Web page and app entries:
##############################

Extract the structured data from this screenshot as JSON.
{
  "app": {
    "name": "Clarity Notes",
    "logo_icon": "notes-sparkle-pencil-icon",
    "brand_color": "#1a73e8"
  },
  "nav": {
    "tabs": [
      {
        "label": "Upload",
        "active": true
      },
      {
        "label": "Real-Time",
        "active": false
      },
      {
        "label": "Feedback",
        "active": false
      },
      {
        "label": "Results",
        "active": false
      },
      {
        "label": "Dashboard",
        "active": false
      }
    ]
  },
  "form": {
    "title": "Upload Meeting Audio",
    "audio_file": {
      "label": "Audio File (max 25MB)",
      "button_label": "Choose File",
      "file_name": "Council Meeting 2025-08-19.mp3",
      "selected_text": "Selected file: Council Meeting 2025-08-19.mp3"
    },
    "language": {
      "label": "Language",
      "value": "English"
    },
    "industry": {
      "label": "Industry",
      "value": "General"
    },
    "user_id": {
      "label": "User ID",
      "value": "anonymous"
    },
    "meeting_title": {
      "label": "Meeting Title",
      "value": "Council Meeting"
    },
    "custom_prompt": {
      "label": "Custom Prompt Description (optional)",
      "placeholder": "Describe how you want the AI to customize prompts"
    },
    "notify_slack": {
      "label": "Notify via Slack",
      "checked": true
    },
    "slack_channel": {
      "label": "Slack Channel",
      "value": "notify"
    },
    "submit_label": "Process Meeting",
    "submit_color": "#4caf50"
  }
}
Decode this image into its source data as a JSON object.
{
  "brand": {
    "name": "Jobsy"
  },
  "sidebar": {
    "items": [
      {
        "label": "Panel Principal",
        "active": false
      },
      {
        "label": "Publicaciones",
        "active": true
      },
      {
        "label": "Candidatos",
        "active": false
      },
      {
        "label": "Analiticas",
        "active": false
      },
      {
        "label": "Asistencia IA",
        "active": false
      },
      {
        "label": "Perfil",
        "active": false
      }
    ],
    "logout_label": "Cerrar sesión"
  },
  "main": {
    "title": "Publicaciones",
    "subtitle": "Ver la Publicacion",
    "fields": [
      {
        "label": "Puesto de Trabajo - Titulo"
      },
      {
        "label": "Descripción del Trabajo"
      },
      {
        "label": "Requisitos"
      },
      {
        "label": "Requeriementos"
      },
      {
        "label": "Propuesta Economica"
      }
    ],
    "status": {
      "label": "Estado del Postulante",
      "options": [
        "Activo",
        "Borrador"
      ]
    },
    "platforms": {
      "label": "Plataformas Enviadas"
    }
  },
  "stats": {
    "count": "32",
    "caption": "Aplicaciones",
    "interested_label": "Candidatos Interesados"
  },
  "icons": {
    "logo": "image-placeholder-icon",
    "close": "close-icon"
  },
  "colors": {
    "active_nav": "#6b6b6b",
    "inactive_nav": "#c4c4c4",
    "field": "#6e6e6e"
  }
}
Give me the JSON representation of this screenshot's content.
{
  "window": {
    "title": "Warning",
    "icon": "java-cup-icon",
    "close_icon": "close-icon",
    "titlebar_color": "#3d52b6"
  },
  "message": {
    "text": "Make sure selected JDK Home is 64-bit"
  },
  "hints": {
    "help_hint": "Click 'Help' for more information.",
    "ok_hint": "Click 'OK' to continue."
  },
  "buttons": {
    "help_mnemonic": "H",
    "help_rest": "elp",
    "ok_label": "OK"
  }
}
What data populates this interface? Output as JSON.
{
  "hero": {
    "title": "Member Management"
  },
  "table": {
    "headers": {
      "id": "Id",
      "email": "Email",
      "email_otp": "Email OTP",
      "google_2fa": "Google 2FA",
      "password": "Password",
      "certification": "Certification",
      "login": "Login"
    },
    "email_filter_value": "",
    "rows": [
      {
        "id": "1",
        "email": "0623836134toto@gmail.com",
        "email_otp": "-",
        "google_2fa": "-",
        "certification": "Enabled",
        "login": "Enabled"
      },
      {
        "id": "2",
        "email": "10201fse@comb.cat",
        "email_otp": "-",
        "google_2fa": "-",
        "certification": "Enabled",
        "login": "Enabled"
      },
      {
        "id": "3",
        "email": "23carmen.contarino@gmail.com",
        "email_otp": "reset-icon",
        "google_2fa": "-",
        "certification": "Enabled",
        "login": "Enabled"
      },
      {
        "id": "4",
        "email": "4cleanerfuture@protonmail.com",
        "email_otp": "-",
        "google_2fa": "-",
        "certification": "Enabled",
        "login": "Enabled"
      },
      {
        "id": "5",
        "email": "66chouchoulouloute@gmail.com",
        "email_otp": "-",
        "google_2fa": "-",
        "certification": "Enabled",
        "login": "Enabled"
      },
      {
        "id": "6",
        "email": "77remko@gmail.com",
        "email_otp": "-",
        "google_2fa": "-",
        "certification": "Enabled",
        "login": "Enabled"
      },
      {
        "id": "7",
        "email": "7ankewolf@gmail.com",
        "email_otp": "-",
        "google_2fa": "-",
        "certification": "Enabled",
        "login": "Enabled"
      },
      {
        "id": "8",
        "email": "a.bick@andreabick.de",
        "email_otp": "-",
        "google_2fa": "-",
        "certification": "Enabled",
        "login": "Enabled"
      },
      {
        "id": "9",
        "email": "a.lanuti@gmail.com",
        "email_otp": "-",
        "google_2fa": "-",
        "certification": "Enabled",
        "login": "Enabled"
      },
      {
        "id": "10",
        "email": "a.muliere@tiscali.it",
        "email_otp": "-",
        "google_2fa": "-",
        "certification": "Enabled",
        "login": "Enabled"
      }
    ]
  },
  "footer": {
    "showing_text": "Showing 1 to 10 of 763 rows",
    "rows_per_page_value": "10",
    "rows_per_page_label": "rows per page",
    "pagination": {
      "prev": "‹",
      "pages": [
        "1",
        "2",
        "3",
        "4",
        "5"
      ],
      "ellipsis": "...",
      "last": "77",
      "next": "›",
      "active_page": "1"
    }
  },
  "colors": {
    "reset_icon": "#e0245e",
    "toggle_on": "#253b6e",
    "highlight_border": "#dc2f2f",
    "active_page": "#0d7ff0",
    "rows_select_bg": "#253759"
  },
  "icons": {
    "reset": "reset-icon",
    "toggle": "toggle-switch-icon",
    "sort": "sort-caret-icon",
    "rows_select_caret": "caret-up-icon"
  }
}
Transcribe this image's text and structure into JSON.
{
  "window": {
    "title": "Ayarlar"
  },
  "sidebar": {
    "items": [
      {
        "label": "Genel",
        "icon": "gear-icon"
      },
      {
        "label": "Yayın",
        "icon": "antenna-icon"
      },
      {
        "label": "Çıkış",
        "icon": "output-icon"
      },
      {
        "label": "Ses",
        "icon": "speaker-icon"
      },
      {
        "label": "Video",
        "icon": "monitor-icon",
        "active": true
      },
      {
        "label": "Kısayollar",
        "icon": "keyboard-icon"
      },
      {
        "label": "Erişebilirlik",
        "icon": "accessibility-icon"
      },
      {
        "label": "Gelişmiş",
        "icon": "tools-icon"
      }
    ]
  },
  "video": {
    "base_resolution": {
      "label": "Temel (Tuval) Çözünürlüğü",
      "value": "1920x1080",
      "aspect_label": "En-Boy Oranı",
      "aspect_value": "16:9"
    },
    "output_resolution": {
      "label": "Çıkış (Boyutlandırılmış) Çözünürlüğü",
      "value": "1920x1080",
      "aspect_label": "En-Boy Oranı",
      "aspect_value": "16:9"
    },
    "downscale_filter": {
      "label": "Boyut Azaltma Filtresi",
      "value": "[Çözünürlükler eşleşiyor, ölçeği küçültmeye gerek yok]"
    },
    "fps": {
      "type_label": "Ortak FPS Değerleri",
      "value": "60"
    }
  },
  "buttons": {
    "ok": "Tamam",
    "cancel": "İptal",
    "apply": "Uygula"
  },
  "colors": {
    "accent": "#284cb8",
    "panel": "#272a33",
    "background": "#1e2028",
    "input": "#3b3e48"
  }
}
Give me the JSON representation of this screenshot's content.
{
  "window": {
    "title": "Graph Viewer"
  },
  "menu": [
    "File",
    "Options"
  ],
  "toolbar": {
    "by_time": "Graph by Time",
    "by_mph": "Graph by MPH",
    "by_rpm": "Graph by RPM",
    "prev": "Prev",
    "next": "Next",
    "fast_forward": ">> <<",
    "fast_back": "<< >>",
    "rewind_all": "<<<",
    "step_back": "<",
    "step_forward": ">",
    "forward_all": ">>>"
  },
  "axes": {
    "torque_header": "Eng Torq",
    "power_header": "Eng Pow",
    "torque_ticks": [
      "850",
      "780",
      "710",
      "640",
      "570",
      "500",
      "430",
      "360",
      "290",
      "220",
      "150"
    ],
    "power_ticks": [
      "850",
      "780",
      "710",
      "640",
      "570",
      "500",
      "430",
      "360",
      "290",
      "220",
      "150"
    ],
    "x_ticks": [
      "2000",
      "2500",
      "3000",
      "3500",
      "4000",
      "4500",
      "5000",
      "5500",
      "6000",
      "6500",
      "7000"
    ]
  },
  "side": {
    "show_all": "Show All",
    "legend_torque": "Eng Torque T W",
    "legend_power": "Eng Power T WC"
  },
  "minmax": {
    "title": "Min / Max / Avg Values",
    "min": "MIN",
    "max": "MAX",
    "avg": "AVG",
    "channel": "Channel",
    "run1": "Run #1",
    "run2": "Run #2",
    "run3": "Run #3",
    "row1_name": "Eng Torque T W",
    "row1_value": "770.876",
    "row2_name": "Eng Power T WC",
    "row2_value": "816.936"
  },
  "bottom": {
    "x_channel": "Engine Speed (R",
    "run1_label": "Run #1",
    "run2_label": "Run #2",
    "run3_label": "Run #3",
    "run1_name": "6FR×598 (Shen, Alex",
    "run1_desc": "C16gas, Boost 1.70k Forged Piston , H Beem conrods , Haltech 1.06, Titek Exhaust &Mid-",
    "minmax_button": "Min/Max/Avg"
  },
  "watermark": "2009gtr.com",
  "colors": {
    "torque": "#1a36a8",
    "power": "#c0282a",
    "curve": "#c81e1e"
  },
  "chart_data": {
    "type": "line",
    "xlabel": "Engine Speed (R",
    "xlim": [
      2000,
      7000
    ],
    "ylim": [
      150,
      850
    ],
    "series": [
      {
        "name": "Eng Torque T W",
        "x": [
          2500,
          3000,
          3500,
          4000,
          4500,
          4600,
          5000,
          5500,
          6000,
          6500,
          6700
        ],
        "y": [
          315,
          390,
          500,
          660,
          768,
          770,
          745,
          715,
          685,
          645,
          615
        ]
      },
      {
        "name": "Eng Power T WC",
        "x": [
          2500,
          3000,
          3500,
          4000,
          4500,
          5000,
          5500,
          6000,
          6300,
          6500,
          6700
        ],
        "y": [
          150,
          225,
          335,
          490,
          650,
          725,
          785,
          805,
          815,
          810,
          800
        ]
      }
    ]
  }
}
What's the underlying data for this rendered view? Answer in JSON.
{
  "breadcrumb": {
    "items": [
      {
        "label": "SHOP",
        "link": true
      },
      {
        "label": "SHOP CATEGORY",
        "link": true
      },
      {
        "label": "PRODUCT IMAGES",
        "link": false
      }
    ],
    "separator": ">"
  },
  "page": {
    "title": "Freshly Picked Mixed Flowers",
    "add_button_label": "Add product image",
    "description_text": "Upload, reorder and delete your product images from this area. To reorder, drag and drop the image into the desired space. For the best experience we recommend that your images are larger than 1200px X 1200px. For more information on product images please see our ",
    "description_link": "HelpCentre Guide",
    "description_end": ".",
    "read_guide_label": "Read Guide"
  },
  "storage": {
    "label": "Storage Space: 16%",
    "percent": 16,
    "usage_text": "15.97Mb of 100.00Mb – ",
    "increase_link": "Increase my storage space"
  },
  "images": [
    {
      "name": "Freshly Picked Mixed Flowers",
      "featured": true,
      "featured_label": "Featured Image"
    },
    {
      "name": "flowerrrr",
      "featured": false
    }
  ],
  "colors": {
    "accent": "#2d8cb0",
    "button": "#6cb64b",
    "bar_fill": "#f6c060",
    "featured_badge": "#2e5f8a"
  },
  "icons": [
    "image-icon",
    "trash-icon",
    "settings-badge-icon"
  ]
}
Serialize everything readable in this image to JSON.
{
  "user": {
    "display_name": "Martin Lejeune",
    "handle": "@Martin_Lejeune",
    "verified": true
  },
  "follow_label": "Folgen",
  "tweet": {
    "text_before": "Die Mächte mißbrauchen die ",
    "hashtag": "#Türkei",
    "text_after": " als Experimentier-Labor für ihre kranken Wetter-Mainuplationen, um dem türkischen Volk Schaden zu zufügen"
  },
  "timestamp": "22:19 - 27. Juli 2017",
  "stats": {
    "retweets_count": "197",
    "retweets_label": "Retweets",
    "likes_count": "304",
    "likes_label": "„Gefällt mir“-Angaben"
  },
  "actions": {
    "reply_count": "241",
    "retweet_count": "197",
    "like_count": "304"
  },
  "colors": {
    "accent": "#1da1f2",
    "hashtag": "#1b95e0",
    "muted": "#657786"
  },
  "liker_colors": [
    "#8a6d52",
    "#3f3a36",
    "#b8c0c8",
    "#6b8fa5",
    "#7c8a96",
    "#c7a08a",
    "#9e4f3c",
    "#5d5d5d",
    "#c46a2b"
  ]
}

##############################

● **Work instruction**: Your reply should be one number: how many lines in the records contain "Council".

● **Response area**: 3